Activity
Look through the data below and say how many of its lines contain "defense", adding nothing else.

[Items from an interface collection]
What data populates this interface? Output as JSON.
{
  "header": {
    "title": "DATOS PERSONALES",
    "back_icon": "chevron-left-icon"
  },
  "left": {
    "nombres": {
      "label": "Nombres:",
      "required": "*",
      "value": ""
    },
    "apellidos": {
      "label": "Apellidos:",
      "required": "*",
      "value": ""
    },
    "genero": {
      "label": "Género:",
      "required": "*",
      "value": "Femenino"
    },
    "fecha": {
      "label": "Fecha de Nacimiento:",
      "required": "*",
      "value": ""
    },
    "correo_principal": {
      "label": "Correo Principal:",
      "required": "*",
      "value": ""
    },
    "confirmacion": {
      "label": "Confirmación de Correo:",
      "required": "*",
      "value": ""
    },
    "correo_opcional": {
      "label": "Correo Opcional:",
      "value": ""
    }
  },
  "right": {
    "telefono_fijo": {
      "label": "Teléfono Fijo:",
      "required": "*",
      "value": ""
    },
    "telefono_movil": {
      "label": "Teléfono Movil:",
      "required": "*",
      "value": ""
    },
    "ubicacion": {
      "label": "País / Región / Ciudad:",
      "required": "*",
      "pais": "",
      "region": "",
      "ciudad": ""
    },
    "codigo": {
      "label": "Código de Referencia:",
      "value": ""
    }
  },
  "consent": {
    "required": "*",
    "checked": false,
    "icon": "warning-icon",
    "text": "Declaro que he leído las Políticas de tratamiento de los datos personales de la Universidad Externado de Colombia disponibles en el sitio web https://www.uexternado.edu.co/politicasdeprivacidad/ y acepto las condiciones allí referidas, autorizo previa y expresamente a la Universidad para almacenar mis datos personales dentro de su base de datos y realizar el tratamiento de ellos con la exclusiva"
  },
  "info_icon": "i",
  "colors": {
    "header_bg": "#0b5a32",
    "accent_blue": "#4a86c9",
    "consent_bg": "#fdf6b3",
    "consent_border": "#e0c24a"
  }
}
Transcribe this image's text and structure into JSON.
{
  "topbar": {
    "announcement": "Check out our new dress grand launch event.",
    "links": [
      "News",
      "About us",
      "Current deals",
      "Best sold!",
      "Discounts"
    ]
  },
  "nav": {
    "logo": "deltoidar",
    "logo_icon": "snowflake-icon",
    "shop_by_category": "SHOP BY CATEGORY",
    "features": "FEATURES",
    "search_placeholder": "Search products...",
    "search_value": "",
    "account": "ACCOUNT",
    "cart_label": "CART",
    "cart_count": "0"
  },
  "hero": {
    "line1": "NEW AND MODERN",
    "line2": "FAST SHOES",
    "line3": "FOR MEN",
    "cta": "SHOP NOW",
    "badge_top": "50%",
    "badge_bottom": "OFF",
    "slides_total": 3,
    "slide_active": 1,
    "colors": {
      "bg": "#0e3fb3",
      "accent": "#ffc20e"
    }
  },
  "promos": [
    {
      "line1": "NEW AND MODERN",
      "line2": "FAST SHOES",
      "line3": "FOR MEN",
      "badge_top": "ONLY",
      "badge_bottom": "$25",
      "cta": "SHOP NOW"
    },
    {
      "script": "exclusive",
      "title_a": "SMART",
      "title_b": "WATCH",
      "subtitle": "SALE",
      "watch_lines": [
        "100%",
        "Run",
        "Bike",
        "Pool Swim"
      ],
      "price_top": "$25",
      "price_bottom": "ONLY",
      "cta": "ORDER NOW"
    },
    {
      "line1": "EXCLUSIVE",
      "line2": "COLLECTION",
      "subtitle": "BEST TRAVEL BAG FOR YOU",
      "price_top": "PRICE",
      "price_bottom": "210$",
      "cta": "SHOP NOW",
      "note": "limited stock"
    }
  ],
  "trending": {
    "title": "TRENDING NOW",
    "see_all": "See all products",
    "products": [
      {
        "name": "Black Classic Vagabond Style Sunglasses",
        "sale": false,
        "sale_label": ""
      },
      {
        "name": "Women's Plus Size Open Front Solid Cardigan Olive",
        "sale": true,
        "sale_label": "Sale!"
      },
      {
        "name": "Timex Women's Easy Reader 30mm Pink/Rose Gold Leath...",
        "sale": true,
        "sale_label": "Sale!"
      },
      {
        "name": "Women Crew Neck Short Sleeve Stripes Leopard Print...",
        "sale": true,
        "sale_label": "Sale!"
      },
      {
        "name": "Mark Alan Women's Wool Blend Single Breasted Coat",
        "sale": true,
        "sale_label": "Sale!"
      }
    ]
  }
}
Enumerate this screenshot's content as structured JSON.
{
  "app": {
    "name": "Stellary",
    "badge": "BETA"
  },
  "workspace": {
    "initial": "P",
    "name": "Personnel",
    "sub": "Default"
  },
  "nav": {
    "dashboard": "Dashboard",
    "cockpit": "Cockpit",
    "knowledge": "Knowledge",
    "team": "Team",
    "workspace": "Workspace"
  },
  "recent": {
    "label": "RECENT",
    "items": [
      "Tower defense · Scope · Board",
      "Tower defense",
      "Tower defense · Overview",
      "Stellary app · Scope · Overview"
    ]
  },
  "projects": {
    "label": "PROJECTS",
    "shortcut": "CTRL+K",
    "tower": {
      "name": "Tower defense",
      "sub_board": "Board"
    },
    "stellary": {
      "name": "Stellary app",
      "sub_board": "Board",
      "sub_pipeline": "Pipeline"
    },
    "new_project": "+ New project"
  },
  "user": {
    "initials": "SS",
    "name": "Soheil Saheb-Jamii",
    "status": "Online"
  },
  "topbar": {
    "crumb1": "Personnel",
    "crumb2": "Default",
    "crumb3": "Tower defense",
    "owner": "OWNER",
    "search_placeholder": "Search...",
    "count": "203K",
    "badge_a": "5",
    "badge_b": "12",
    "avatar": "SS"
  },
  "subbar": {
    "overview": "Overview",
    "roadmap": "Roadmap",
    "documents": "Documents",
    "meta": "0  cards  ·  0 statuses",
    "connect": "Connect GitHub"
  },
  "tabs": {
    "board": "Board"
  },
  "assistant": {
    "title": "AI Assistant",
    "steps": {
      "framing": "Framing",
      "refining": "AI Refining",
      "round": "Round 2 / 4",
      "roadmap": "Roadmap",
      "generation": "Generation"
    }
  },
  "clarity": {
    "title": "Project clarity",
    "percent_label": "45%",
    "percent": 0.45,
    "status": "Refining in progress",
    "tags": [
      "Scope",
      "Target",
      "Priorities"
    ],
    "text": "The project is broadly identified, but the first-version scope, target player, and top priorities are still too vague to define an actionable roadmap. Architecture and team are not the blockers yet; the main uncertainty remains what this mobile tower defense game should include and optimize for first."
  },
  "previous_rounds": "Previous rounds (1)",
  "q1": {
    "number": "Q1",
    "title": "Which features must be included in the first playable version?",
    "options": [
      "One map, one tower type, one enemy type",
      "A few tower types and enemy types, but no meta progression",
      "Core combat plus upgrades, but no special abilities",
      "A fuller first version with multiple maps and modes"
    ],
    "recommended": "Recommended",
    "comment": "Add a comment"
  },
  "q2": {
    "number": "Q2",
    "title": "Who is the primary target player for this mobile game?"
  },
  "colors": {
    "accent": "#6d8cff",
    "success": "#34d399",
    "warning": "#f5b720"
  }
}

Answer to the exercise
6